> [Exercise instructions]:
Each line below is to be written out in full, exactly as shown.
──────── Extracted material
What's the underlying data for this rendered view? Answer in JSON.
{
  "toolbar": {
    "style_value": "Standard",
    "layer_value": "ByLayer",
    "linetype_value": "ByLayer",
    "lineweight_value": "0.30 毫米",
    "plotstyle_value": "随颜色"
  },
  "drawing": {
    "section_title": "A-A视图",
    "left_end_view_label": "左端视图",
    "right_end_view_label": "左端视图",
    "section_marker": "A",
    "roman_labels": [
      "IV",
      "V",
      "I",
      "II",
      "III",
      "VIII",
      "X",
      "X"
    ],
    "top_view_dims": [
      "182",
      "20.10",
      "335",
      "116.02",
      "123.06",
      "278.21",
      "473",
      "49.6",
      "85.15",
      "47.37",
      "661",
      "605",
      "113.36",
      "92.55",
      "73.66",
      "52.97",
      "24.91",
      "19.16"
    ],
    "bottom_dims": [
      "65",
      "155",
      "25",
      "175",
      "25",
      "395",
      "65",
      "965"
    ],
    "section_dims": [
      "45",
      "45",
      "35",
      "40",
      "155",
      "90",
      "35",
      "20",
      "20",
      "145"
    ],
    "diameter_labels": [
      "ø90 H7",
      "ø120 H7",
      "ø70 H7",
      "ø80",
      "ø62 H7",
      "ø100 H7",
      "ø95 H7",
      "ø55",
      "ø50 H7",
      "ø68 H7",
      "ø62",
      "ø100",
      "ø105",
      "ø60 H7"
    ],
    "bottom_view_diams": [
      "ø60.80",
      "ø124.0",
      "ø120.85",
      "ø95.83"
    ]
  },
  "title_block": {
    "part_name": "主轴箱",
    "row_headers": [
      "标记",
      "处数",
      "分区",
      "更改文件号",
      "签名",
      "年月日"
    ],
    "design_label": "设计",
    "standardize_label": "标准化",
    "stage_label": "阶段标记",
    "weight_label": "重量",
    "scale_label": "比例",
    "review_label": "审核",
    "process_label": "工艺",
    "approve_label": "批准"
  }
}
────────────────
> [Written answer]:
What's the underlying data for this rendered view? Answer in JSON.
{
  "toolbar": {
    "style_value": "Standard",
    "layer_value": "ByLayer",
    "linetype_value": "ByLayer",
    "lineweight_value": "0.30 毫米",
    "plotstyle_value": "随颜色"
  },
  "drawing": {
    "section_title": "A-A视图",
    "left_end_view_label": "左端视图",
    "right_end_view_label": "左端视图",
    "section_marker": "A",
    "roman_labels": [
      "IV",
      "V",
      "I",
      "II",
      "III",
      "VIII",
      "X",
      "X"
    ],
    "top_view_dims": [
      "182",
      "20.10",
      "335",
      "116.02",
      "123.06",
      "278.21",
      "473",
      "49.6",
      "85.15",
      "47.37",
      "661",
      "605",
      "113.36",
      "92.55",
      "73.66",
      "52.97",
      "24.91",
      "19.16"
    ],
    "bottom_dims": [
      "65",
      "155",
      "25",
      "175",
      "25",
      "395",
      "65",
      "965"
    ],
    "section_dims": [
      "45",
      "45",
      "35",
      "40",
      "155",
      "90",
      "35",
      "20",
      "20",
      "145"
    ],
    "diameter_labels": [
      "ø90 H7",
      "ø120 H7",
      "ø70 H7",
      "ø80",
      "ø62 H7",
      "ø100 H7",
      "ø95 H7",
      "ø55",
      "ø50 H7",
      "ø68 H7",
      "ø62",
      "ø100",
      "ø105",
      "ø60 H7"
    ],
    "bottom_view_diams": [
      "ø60.80",
      "ø124.0",
      "ø120.85",
      "ø95.83"
    ]
  },
  "title_block": {
    "part_name": "主轴箱",
    "row_headers": [
      "标记",
      "处数",
      "分区",
      "更改文件号",
      "签名",
      "年月日"
    ],
    "design_label": "设计",
    "standardize_label": "标准化",
    "stage_label": "阶段标记",
    "weight_label": "重量",
    "scale_label": "比例",
    "review_label": "审核",
    "process_label": "工艺",
    "approve_label": "批准"
  }
}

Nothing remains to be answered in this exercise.